Multiplayer too is a mixed bag. The microgames are divided into several rule sets, the best of which involves a race between your chosen number of players (the game supports up to 12) gaining position on each other by winning microgames. However, the game doesn't end with a winner of the race, but the order of the race determines how many ropes you have to hang from. Different players then take turns cutting ropes that are connected to a random player. The winner therefore is actually the player who is left hanging when all the ropes except one are cut. It's an interesting twist on the typical multiplayer conventions. Other games include a flying game called Star Nose, where you pilot a nose through an obstacle course against another player; Bungee Buddies, a game where one player holds the Nunchuk, and the other holds the Wiimote and both have to co-ordinate jumping in a co-operative manner while tethered to each other.
Unfortunately, multiplayer has some issues that hold it back as well. There is no support for multiple Wiimotes, and everything is done by passing a single remote around. Forget about strapping that Wiimote on! This game can definitely prove to be hazardous to your living room, especially if alcoholic beverages are involved. Also, it's a tremendous pain that you have to unlock multiplayer by playing through single player first. Still, with its easy to use interface and casual mentality, Smooth Moves has the potential to replace Wii Sports as your Wii party game of choice.
As you progress through both multiplayer and single player, you'll unlock fuller minigame versions of the microgames, including a fairly decent game of darts and a game where you have to flap your arms to fly through obstacles. There isn't a great deal of appeal to a lot of these games, and most will only ever see one play through.
Graphically speaking, the game ranges between vibrant and colourful, to no better than the NES back in the day. This is clearly done on purpose, and adds to the unpredictability of the game. One game you could be playing a scene from Wind Waker, the next you're shaking bugs off a banana for an 8-bit ape.

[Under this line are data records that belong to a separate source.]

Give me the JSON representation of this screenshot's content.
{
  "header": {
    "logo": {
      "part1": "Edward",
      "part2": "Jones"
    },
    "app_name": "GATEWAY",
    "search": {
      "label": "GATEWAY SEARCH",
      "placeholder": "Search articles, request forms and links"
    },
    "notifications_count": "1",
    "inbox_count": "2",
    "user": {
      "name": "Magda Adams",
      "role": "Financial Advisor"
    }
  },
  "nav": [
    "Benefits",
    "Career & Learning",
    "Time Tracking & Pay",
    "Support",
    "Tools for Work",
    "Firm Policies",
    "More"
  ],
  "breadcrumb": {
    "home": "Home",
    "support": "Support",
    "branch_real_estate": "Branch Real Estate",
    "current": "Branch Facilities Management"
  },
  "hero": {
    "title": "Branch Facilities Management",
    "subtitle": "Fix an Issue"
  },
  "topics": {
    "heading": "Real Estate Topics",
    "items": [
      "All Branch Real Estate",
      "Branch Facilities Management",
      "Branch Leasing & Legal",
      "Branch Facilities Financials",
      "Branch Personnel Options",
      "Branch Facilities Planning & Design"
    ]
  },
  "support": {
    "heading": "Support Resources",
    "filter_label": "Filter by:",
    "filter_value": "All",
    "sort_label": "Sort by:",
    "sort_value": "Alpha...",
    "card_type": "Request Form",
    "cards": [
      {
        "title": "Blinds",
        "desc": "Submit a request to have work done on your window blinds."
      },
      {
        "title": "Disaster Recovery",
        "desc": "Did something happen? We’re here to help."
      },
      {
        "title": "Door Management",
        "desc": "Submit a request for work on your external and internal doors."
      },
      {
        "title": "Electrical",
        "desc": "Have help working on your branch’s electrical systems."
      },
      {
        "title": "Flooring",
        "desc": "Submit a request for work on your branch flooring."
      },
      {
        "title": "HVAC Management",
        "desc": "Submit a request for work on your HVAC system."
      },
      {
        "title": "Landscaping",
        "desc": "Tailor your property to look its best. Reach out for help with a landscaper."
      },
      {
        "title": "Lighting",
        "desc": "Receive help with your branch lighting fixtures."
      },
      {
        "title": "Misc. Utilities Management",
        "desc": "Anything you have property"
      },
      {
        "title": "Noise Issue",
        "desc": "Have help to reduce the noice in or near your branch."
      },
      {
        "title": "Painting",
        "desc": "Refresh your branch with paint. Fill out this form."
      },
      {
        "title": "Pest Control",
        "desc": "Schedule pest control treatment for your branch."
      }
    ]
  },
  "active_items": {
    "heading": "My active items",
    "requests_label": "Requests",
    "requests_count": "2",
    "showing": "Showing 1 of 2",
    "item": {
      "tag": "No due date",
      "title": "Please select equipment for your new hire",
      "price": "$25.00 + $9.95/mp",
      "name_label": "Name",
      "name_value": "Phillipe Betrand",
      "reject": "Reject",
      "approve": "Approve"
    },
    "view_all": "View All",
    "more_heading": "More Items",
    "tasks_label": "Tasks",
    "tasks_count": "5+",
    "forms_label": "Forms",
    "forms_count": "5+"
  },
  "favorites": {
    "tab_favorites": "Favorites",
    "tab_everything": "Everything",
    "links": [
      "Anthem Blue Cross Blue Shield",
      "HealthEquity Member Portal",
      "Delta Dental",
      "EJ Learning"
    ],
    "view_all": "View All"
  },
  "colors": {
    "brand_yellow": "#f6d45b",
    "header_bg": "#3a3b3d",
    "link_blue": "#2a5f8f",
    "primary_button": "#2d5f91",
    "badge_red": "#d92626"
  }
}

While the game may not always look like a million bucks, the art style is undeniably brilliant.
The music in the game straddles a fine line between catchy and annoying. Some levels have a jazzy vibe to them, while others have more of a rock and roll sound. The game supports Dolby Pro Logic surround sound. Like the visuals, the audio is minimalist in some places, and bombastic in others.
All in all, Warioware Smooth Moves is probably not worth a purchase due to its very nature of playing microgames. You can see everything that the game has to offer in one solid evening of gaming, which makes a full price tag hard to swallow. However, Smooth Moves is one of the best rentals that you could make for your next party.